In the beauty of the lilies Christ was born across the sea,
With a glory in His bosom that transfigures you and me:
As He died to make men holy, let us live to make men free,
While God is marching on!

. . . from the BATTLE HYMN OF THE REPUBLIC

Saturday, February 14, 2009

Another Day the Music (and So Much Else) Died

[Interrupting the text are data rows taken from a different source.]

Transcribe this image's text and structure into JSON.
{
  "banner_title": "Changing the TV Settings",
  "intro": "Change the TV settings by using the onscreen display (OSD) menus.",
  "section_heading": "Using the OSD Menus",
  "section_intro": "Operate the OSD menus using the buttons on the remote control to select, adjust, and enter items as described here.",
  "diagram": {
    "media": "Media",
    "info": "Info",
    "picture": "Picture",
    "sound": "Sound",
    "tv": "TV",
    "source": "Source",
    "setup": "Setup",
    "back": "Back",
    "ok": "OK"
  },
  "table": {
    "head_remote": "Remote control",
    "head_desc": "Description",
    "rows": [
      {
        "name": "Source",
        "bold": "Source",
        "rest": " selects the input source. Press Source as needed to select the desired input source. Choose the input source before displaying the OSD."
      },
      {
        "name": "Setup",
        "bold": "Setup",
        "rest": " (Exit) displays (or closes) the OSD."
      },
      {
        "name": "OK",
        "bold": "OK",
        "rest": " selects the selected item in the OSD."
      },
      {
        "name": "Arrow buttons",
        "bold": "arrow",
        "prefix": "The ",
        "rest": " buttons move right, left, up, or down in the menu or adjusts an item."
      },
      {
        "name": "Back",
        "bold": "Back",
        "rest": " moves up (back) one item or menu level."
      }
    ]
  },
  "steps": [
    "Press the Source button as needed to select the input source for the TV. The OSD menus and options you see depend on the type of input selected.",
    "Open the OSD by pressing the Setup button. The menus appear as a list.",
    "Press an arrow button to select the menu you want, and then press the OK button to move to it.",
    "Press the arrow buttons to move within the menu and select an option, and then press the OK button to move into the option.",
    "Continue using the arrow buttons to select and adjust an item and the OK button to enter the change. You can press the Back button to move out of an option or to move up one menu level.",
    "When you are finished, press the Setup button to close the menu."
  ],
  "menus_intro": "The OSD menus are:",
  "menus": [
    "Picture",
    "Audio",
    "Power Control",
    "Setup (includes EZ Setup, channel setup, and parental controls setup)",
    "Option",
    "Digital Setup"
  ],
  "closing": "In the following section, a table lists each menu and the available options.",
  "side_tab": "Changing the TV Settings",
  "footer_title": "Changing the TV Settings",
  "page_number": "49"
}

Here in Western New York, we're still reeling from Thursday night's horrific crash of a commuter plane into a house in Clarence, a few miles northeast of Buffalo and about an hour's drive west of us in Brockport (see the Buffalo News and Rochester Democrat and Chronicle for up-to-date coverage). When things like this happen in faraway places, we might read about it in the paper and watch coverage on television, but for the most part, it's another sad news story to us. When it happens this close to home, though, the mere fact that you know the place and people who live nearby affects one in a way that the same event wouldn't had it occurred in Poland, California, or even New York City. Moreover, it tends to involve people with whom you might share something personal, perhaps a hometown, an employer, a passion, or even friends and acquaintances.

In my case, I grew up in a small town (Grand Island) only a short drive from Clarence, and have some reenacting acquaintances who live there (they're all OK). My son and his wife live not far away in Amherst. Jill Wielinski, whose parents' house the plane crashed into (and who, thank God, survived with her mother, though she lost her father) is a senior at SUNY Brockport, which is less than a mile down the street from my home. Ellyce Kausner, a passenger on the plane, was a Clarence native attending Florida Coastal School of Law in Jacksonville, Florida, where my parents live. That plane was like a microcosm of society; the stories of the passengers and crew reveal that they were of every age and background, and of every station and walk of life. They were all full of dreams and experiences, and had given--and were eager to give--so much more to their families, friends, and communities.

The passing of two of the passengers, though, affected me especially deeply--and my personal connections with them were minimal at best. Gerard "Gerry" Niewood and Coleman Mellett were extraordinary musicians who played in Chuck Mangione's band, among their many other associations in the jazz world. They were flying into Buffalo to play with Mangione on Friday night at Kleinhans Music Hall (needless to say, that concert was canceled).

I first heard Gerry Niewood (a Rochester native and graduate of the University of Buffalo and the Eastman School of Music) playing reeds on the original Friends & Love concert recording with Mangione and the Rochester Philharmonic Orchestra back in the early 70s, when I was still a teenager (that concert, featuring the stunning piece "Hill Where the Lord Hides", catapulted Mangione to national prominence). His virtuosity just blew me away, and I've followed him ever since. I was privileged to finally see and hear him live at the Friends & Love Reunion concert in Rochester, NY in May 2007--the greatest concert I ever saw--and he was just as incredible then (I tried to get his autograph on my copy of the original F&L LP after the concert, but he was too far to the back of the stage by the time I got there, so I had to "settle" for getting drummer Steve Gadd's signature). Go to Gerry's MySpace Music page and sample some of his breathtakingly beautiful music.

Also on stage at F&L2 was Coleman Mellett, on guitar. I wasn't familiar with him then, but as a young man, he stood out from the "old" Mangione henchmen. He played a couple of solos, and it struck me then what a terrific talent he was. I found out later that he was the husband of jazz singer Jeanie Bryson, daughter of the late, great Dizzy Gillespie and songwriter Connie Bryson. What a team they made! To sample his exquisite guitaring, go to "Coley's'' MySpace Music page.

Music is indeed the universal language and the highest form of poetry; nothing moves the soul like it, and that goes as much for great jazz as it does for the greatest classical music. When a master whose works you've treasured passes on, you feel diminished inside. The sun doesn't shine quite as brightly, at least for a while. And it's that much harder to take when the loss is as sudden and tragic as this one.

As the father of a jazz musician (Colin, standup and electric bass), I've learned what a close-knit community they are: jamming together; playing in each other's bands, formally or ad-hoc; teaching and learning from each other. It's like a big, raucous family. A loss like this pierces to their hearts and will reverberate for a long time. By the same token, Niewood and Mellett will be remembered and talked about, and their talent celebrated, as long as there are jazz musicians. How hard it is to accept that the heavenly music these men made will never be added to on this earth. We'll just have to be good and go where they've gone to hear more.